START Input data

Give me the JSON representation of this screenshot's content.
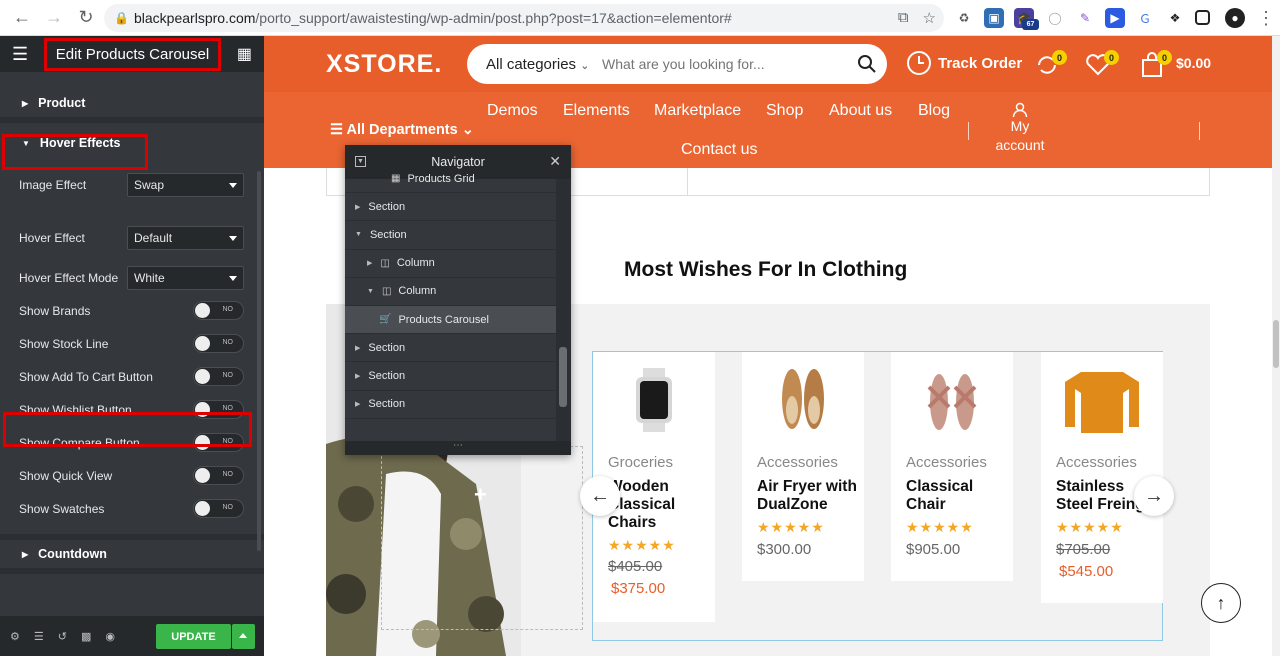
{
  "browser": {
    "url_domain": "blackpearlspro.com",
    "url_path": "/porto_support/awaistesting/wp-admin/post.php?post=17&action=elementor#",
    "ext_badge": "67"
  },
  "sidebar": {
    "title": "Edit Products Carousel",
    "sections": {
      "product": "Product",
      "hover_effects": "Hover Effects",
      "countdown": "Countdown"
    },
    "controls": [
      {
        "label": "Image Effect",
        "value": "Swap"
      },
      {
        "label": "Hover Effect",
        "value": "Default"
      },
      {
        "label": "Hover Effect Mode",
        "value": "White"
      }
    ],
    "toggles": [
      {
        "label": "Show Brands",
        "state": "NO"
      },
      {
        "label": "Show Stock Line",
        "state": "NO"
      },
      {
        "label": "Show Add To Cart Button",
        "state": "NO"
      },
      {
        "label": "Show Wishlist Button",
        "state": "NO"
      },
      {
        "label": "Show Compare Button",
        "state": "NO"
      },
      {
        "label": "Show Quick View",
        "state": "NO"
      },
      {
        "label": "Show Swatches",
        "state": "NO"
      }
    ],
    "update_label": "UPDATE"
  },
  "site": {
    "logo": "XSTORE.",
    "search": {
      "category": "All categories",
      "placeholder": "What are you looking for..."
    },
    "track_order": "Track Order",
    "compare_count": "0",
    "wishlist_count": "0",
    "cart_count": "0",
    "cart_total": "$0.00",
    "menu": [
      "Demos",
      "Elements",
      "Marketplace",
      "Shop",
      "About us",
      "Blog",
      "Contact us"
    ],
    "departments": "All Departments",
    "account": {
      "line1": "My",
      "line2": "account"
    },
    "section_heading": "Most Wishes For In Clothing",
    "products": [
      {
        "category": "Groceries",
        "name": "Wooden Classical Chairs",
        "old_price": "$405.00",
        "price": "$375.00",
        "rating": 5,
        "icon": "watch-icon"
      },
      {
        "category": "Accessories",
        "name": "Air Fryer with DualZone",
        "price": "$300.00",
        "rating": 5,
        "icon": "shoes-icon"
      },
      {
        "category": "Accessories",
        "name": "Classical Chair",
        "price": "$905.00",
        "rating": 5,
        "icon": "sandals-icon"
      },
      {
        "category": "Accessories",
        "name": "Stainless Steel Freing",
        "old_price": "$705.00",
        "price": "$545.00",
        "rating": 5,
        "icon": "sweater-icon"
      }
    ]
  },
  "navigator": {
    "title": "Navigator",
    "items": [
      {
        "label": "Products Grid",
        "level": 3,
        "type": "widget"
      },
      {
        "label": "Section",
        "level": 0,
        "type": "section",
        "expanded": false
      },
      {
        "label": "Section",
        "level": 0,
        "type": "section",
        "expanded": true
      },
      {
        "label": "Column",
        "level": 1,
        "type": "column",
        "expanded": false
      },
      {
        "label": "Column",
        "level": 1,
        "type": "column",
        "expanded": true
      },
      {
        "label": "Products Carousel",
        "level": 2,
        "type": "widget",
        "active": true
      },
      {
        "label": "Section",
        "level": 0,
        "type": "section",
        "expanded": false
      },
      {
        "label": "Section",
        "level": 0,
        "type": "section",
        "expanded": false
      },
      {
        "label": "Section",
        "level": 0,
        "type": "section",
        "expanded": false
      },
      {
        "label": "Section",
        "level": 0,
        "type": "section",
        "expanded": false
      }
    ]
  },
  "colors": {
    "brand_orange": "#e85e2a",
    "elementor_dark": "#34383c",
    "update_green": "#39b54a",
    "star": "#f5a623",
    "highlight_red": "#dd0000"
  }
}
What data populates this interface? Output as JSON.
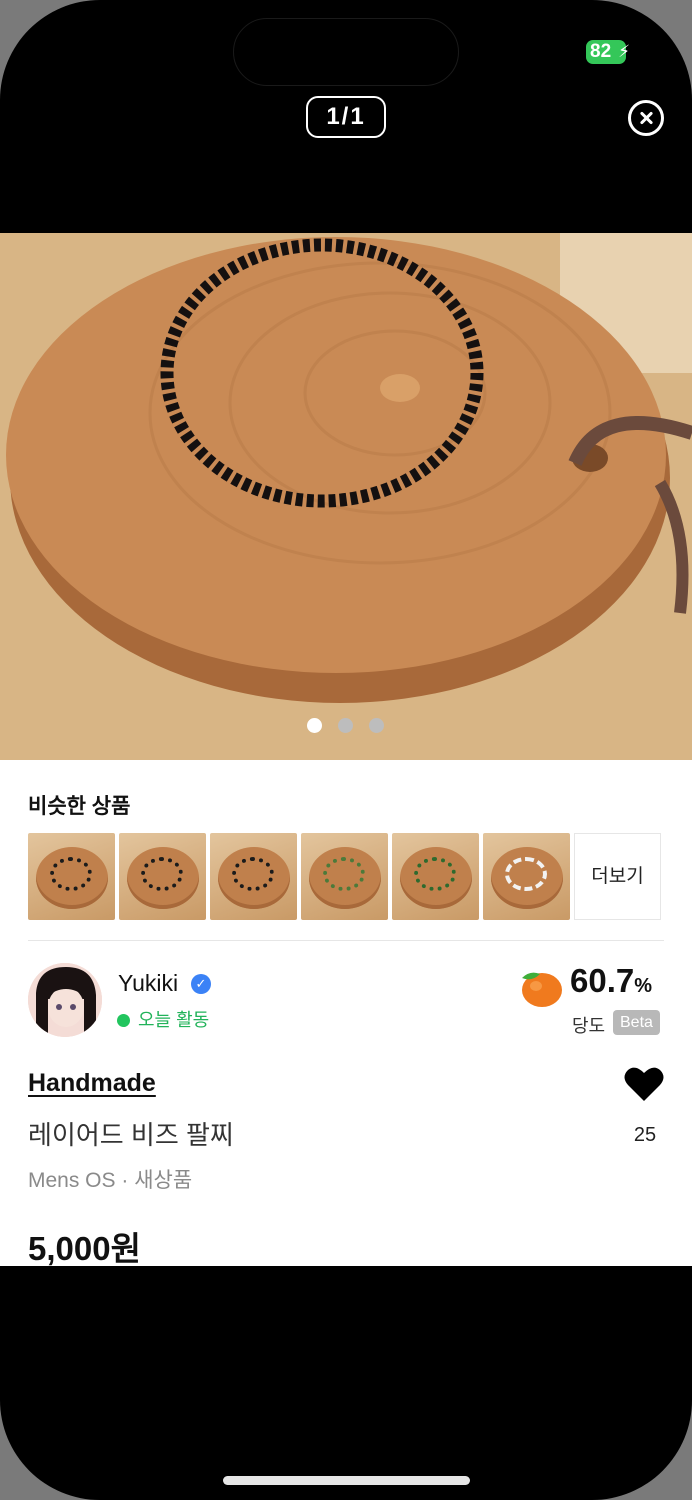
{
  "status_bar": {
    "battery": "82"
  },
  "viewer": {
    "counter": "1/1"
  },
  "photo": {
    "carousel_dots": 3,
    "active_dot": 0
  },
  "similar": {
    "title": "비슷한 상품",
    "more_label": "더보기",
    "thumb_ring_colors": [
      "#1b1b1b",
      "#1b1b1b",
      "#1b1b1b",
      "#4c7a3a",
      "#2e6a2e",
      "#f2f2f2"
    ]
  },
  "seller": {
    "name": "Yukiki",
    "status": "오늘 활동",
    "temperature_value": "60.7",
    "temperature_unit": "%",
    "temperature_label": "당도",
    "beta_badge": "Beta"
  },
  "product": {
    "category": "Handmade",
    "title": "레이어드 비즈 팔찌",
    "meta": "Mens OS · 새상품",
    "price": "5,000원",
    "likes": "25"
  },
  "colors": {
    "accent_green": "#22c55e",
    "verified_blue": "#3b82f6",
    "battery_green": "#34c759"
  }
}
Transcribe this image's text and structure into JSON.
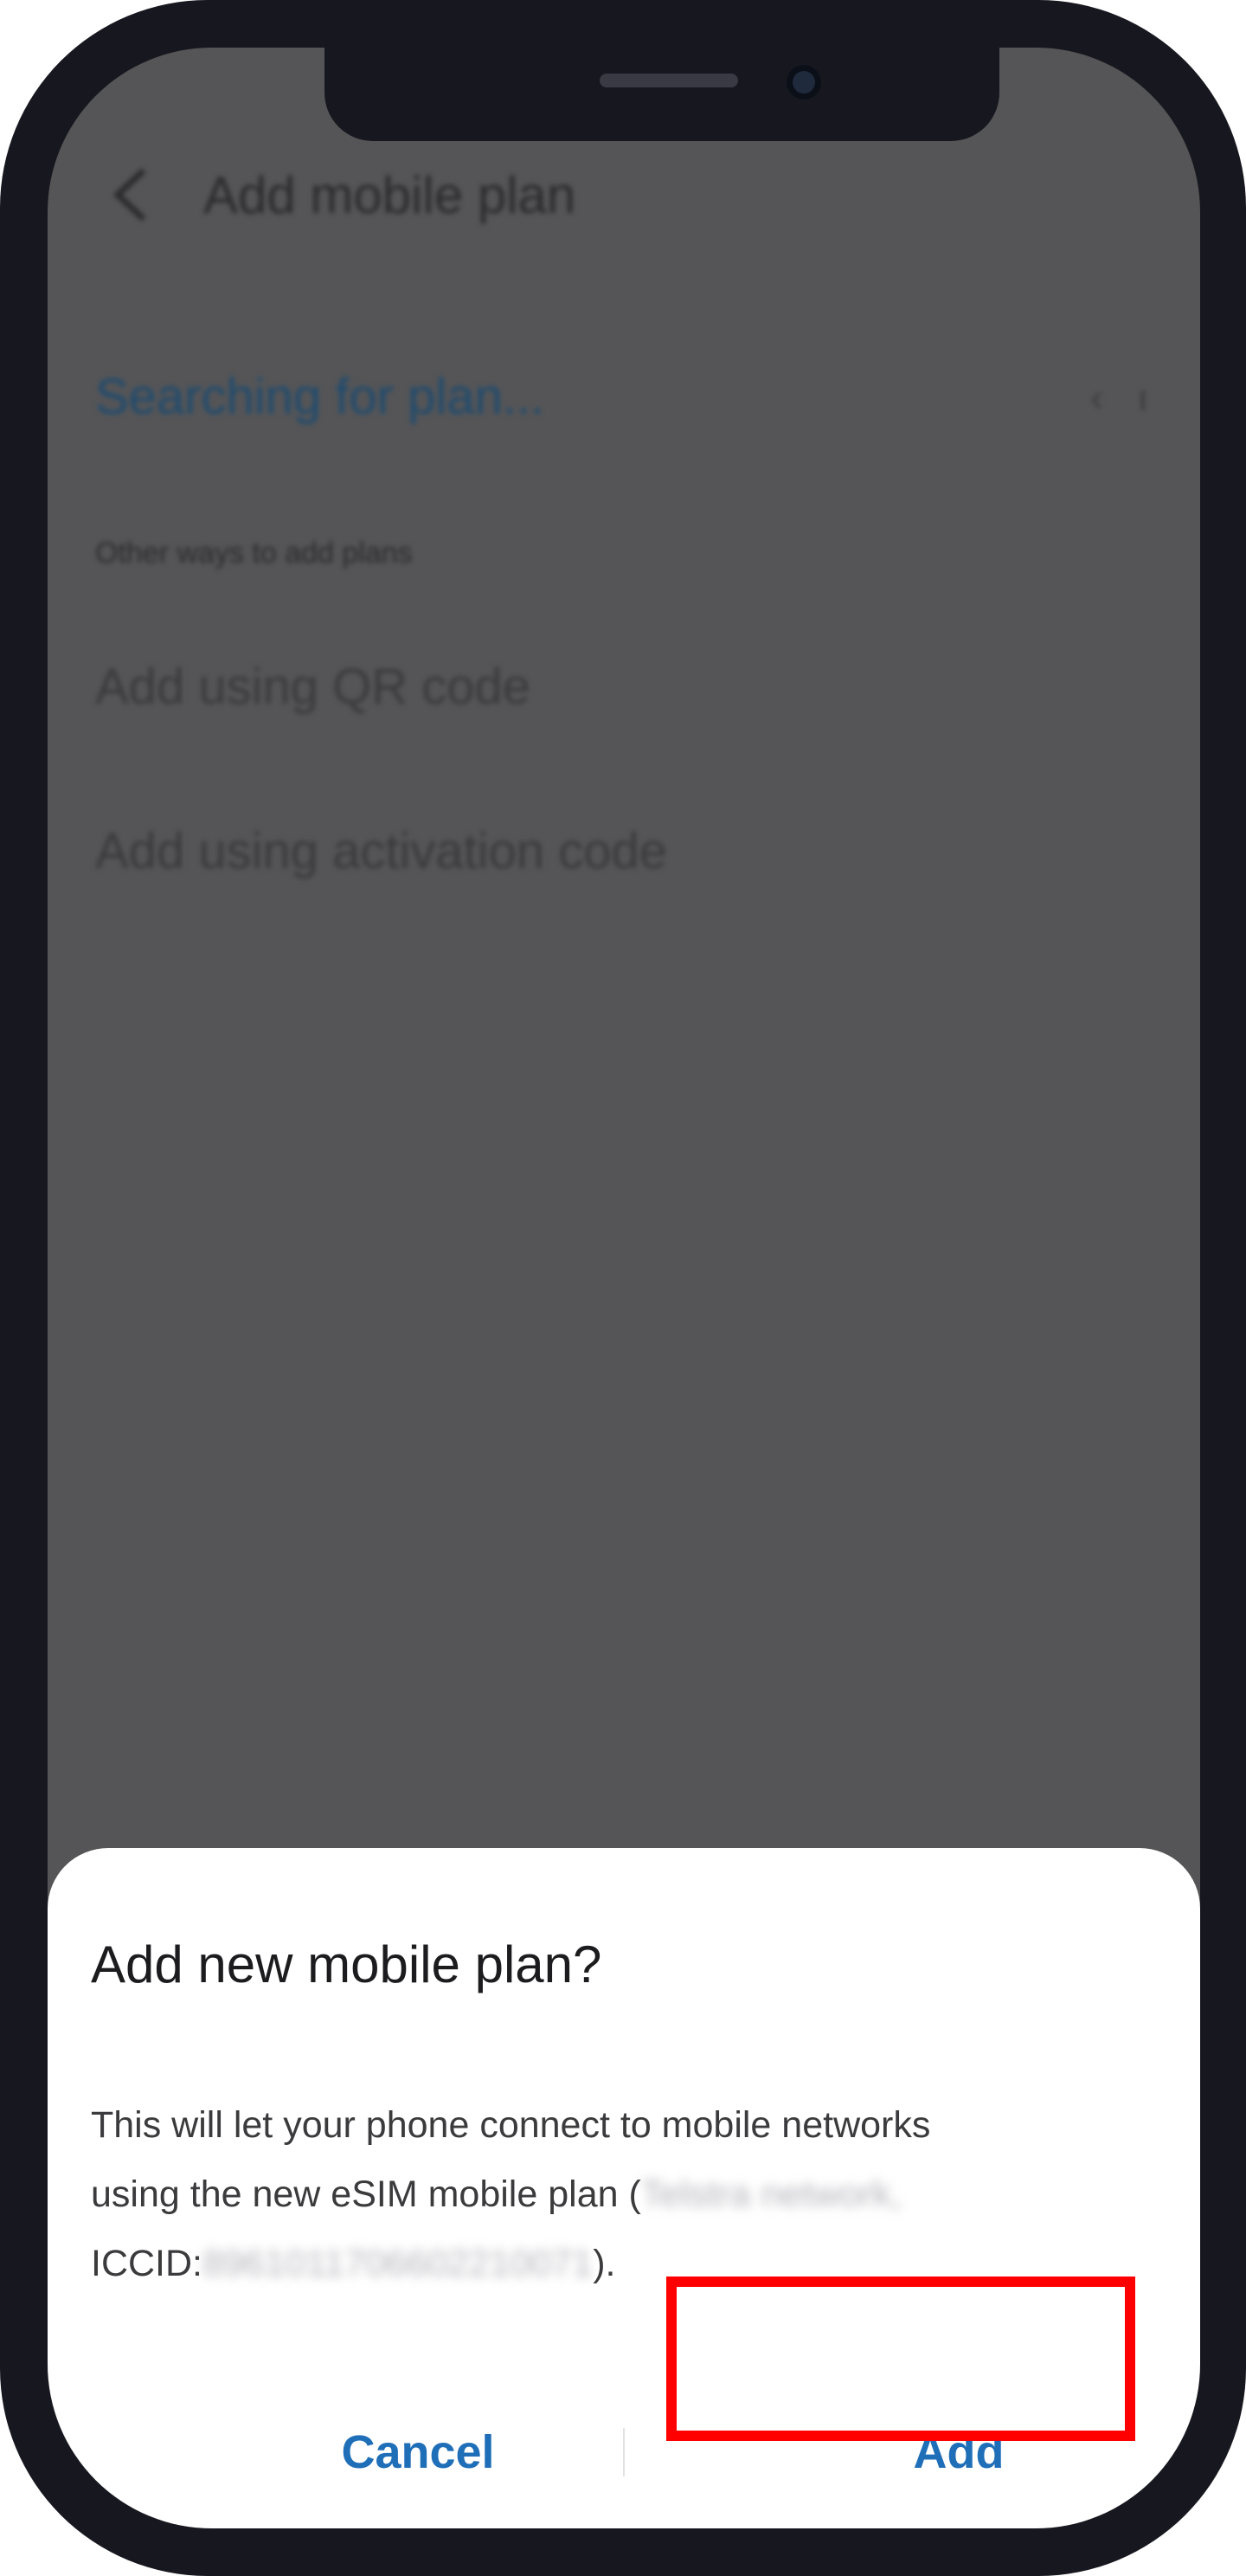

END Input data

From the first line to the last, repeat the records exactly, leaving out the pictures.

Reply to the task:
Give me the JSON representation of this screenshot's content.
{
  "browser": {
    "url_domain": "blackpearlspro.com",
    "url_path": "/porto_support/awaistesting/wp-admin/post.php?post=17&action=elementor#",
    "ext_badge": "67"
  },
  "sidebar": {
    "title": "Edit Products Carousel",
    "sections": {
      "product": "Product",
      "hover_effects": "Hover Effects",
      "countdown": "Countdown"
    },
    "controls": [
      {
        "label": "Image Effect",
        "value": "Swap"
      },
      {
        "label": "Hover Effect",
        "value": "Default"
      },
      {
        "label": "Hover Effect Mode",
        "value": "White"
      }
    ],
    "toggles": [
      {
        "label": "Show Brands",
        "state": "NO"
      },
      {
        "label": "Show Stock Line",
        "state": "NO"
      },
      {
        "label": "Show Add To Cart Button",
        "state": "NO"
      },
      {
        "label": "Show Wishlist Button",
        "state": "NO"
      },
      {
        "label": "Show Compare Button",
        "state": "NO"
      },
      {
        "label": "Show Quick View",
        "state": "NO"
      },
      {
        "label": "Show Swatches",
        "state": "NO"
      }
    ],
    "update_label": "UPDATE"
  },
  "site": {
    "logo": "XSTORE.",
    "search": {
      "category": "All categories",
      "placeholder": "What are you looking for..."
    },
    "track_order": "Track Order",
    "compare_count": "0",
    "wishlist_count": "0",
    "cart_count": "0",
    "cart_total": "$0.00",
    "menu": [
      "Demos",
      "Elements",
      "Marketplace",
      "Shop",
      "About us",
      "Blog",
      "Contact us"
    ],
    "departments": "All Departments",
    "account": {
      "line1": "My",
      "line2": "account"
    },
    "section_heading": "Most Wishes For In Clothing",
    "products": [
      {
        "category": "Groceries",
        "name": "Wooden Classical Chairs",
        "old_price": "$405.00",
        "price": "$375.00",
        "rating": 5,
        "icon": "watch-icon"
      },
      {
        "category": "Accessories",
        "name": "Air Fryer with DualZone",
        "price": "$300.00",
        "rating": 5,
        "icon": "shoes-icon"
      },
      {
        "category": "Accessories",
        "name": "Classical Chair",
        "price": "$905.00",
        "rating": 5,
        "icon": "sandals-icon"
      },
      {
        "category": "Accessories",
        "name": "Stainless Steel Freing",
        "old_price": "$705.00",
        "price": "$545.00",
        "rating": 5,
        "icon": "sweater-icon"
      }
    ]
  },
  "navigator": {
    "title": "Navigator",
    "items": [
      {
        "label": "Products Grid",
        "level": 3,
        "type": "widget"
      },
      {
        "label": "Section",
        "level": 0,
        "type": "section",
        "expanded": false
      },
      {
        "label": "Section",
        "level": 0,
        "type": "section",
        "expanded": true
      },
      {
        "label": "Column",
        "level": 1,
        "type": "column",
        "expanded": false
      },
      {
        "label": "Column",
        "level": 1,
        "type": "column",
        "expanded": true
      },
      {
        "label": "Products Carousel",
        "level": 2,
        "type": "widget",
        "active": true
      },
      {
        "label": "Section",
        "level": 0,
        "type": "section",
        "expanded": false
      },
      {
        "label": "Section",
        "level": 0,
        "type": "section",
        "expanded": false
      },
      {
        "label": "Section",
        "level": 0,
        "type": "section",
        "expanded": false
      },
      {
        "label": "Section",
        "level": 0,
        "type": "section",
        "expanded": false
      }
    ]
  },
  "colors": {
    "brand_orange": "#e85e2a",
    "elementor_dark": "#34383c",
    "update_green": "#39b54a",
    "star": "#f5a623",
    "highlight_red": "#dd0000"
  }
}
What data populates this interface? Output as JSON.
{
  "status_bar": {
    "battery": "82"
  },
  "viewer": {
    "counter": "1/1"
  },
  "photo": {
    "carousel_dots": 3,
    "active_dot": 0
  },
  "similar": {
    "title": "비슷한 상품",
    "more_label": "더보기",
    "thumb_ring_colors": [
      "#1b1b1b",
      "#1b1b1b",
      "#1b1b1b",
      "#4c7a3a",
      "#2e6a2e",
      "#f2f2f2"
    ]
  },
  "seller": {
    "name": "Yukiki",
    "status": "오늘 활동",
    "temperature_value": "60.7",
    "temperature_unit": "%",
    "temperature_label": "당도",
    "beta_badge": "Beta"
  },
  "product": {
    "category": "Handmade",
    "title": "레이어드 비즈 팔찌",
    "meta": "Mens OS · 새상품",
    "price": "5,000원",
    "likes": "25"
  },
  "colors": {
    "accent_green": "#22c55e",
    "verified_blue": "#3b82f6",
    "battery_green": "#34c759"
  }
}
Transcribe this image's text and structure into JSON.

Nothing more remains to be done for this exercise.